§ **What needs to be done**:
Scan the entries below. List each line with "title".

Record set Start Marker

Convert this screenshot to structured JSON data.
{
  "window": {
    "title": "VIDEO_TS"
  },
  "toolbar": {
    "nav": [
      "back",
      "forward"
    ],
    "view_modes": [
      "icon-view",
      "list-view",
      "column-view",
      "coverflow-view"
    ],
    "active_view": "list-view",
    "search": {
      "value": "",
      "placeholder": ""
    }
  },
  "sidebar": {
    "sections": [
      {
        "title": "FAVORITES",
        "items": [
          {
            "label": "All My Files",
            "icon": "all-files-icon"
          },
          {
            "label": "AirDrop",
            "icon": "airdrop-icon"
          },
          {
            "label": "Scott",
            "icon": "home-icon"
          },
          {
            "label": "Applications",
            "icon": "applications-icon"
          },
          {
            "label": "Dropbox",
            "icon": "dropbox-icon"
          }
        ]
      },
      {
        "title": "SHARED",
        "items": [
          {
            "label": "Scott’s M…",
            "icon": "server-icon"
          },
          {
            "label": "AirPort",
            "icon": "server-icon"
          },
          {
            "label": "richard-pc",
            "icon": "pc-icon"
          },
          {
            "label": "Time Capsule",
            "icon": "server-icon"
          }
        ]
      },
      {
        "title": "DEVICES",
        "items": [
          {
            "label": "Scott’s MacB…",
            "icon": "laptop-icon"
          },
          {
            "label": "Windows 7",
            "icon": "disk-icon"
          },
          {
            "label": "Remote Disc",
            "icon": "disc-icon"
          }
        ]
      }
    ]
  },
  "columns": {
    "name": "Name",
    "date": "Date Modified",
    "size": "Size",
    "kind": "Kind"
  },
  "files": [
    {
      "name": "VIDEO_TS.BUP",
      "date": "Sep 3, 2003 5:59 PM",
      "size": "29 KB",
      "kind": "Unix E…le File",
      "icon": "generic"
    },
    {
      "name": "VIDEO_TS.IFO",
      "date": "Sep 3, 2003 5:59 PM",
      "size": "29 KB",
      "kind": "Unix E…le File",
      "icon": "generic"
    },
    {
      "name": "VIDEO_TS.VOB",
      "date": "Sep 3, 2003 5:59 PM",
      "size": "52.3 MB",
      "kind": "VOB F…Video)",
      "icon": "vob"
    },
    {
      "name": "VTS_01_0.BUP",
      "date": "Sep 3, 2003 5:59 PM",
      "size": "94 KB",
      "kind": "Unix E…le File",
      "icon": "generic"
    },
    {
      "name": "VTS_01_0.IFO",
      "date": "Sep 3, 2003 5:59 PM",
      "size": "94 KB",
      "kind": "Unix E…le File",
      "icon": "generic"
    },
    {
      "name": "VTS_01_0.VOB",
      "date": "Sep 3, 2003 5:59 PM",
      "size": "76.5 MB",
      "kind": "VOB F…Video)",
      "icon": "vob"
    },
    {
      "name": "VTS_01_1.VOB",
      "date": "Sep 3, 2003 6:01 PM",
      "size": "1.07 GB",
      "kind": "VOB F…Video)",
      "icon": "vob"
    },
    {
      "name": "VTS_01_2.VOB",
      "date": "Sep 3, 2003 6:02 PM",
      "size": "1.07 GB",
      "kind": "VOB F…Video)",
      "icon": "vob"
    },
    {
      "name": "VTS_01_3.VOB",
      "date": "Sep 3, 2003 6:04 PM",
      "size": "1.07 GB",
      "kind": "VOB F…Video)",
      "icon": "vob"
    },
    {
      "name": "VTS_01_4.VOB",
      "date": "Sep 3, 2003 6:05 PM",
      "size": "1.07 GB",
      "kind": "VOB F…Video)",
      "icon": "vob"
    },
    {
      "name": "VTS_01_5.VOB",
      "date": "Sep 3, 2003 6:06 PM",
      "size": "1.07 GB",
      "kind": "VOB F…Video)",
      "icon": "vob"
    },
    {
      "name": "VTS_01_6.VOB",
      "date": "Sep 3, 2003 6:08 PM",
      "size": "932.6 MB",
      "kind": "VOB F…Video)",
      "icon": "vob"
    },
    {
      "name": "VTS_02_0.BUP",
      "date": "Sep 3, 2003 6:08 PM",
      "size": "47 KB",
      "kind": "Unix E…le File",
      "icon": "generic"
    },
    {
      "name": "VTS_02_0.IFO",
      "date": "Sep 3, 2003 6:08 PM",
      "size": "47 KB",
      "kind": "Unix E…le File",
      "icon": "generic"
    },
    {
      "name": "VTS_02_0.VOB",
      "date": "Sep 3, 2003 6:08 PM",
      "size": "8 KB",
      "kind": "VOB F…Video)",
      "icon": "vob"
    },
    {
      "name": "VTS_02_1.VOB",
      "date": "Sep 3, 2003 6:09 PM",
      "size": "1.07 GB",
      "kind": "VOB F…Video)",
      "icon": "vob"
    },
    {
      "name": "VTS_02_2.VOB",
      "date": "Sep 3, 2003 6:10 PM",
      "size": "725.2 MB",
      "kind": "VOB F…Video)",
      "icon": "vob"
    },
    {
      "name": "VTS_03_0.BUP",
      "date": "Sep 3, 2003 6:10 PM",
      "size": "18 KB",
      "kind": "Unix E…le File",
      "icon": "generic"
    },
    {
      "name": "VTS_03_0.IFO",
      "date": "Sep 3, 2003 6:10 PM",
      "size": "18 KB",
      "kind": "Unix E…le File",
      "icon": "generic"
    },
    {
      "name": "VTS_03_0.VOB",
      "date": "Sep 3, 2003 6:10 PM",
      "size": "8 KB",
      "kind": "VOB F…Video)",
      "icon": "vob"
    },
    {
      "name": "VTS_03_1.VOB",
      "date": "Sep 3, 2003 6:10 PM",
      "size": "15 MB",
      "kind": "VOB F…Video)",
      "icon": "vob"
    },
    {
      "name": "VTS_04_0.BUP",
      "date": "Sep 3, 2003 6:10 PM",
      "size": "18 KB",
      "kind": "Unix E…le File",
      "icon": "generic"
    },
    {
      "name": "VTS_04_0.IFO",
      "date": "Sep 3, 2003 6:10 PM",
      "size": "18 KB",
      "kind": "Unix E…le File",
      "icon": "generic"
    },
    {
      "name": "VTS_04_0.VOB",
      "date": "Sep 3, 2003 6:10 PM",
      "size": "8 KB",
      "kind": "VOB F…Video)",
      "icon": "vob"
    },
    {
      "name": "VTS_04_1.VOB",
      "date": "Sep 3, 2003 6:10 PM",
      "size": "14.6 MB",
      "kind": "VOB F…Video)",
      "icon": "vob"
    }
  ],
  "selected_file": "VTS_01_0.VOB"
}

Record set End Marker

§ **Solved problem**:
    "title": "VIDEO_TS"
        "title": "FAVORITES",
        "title": "SHARED",
        "title": "DEVICES",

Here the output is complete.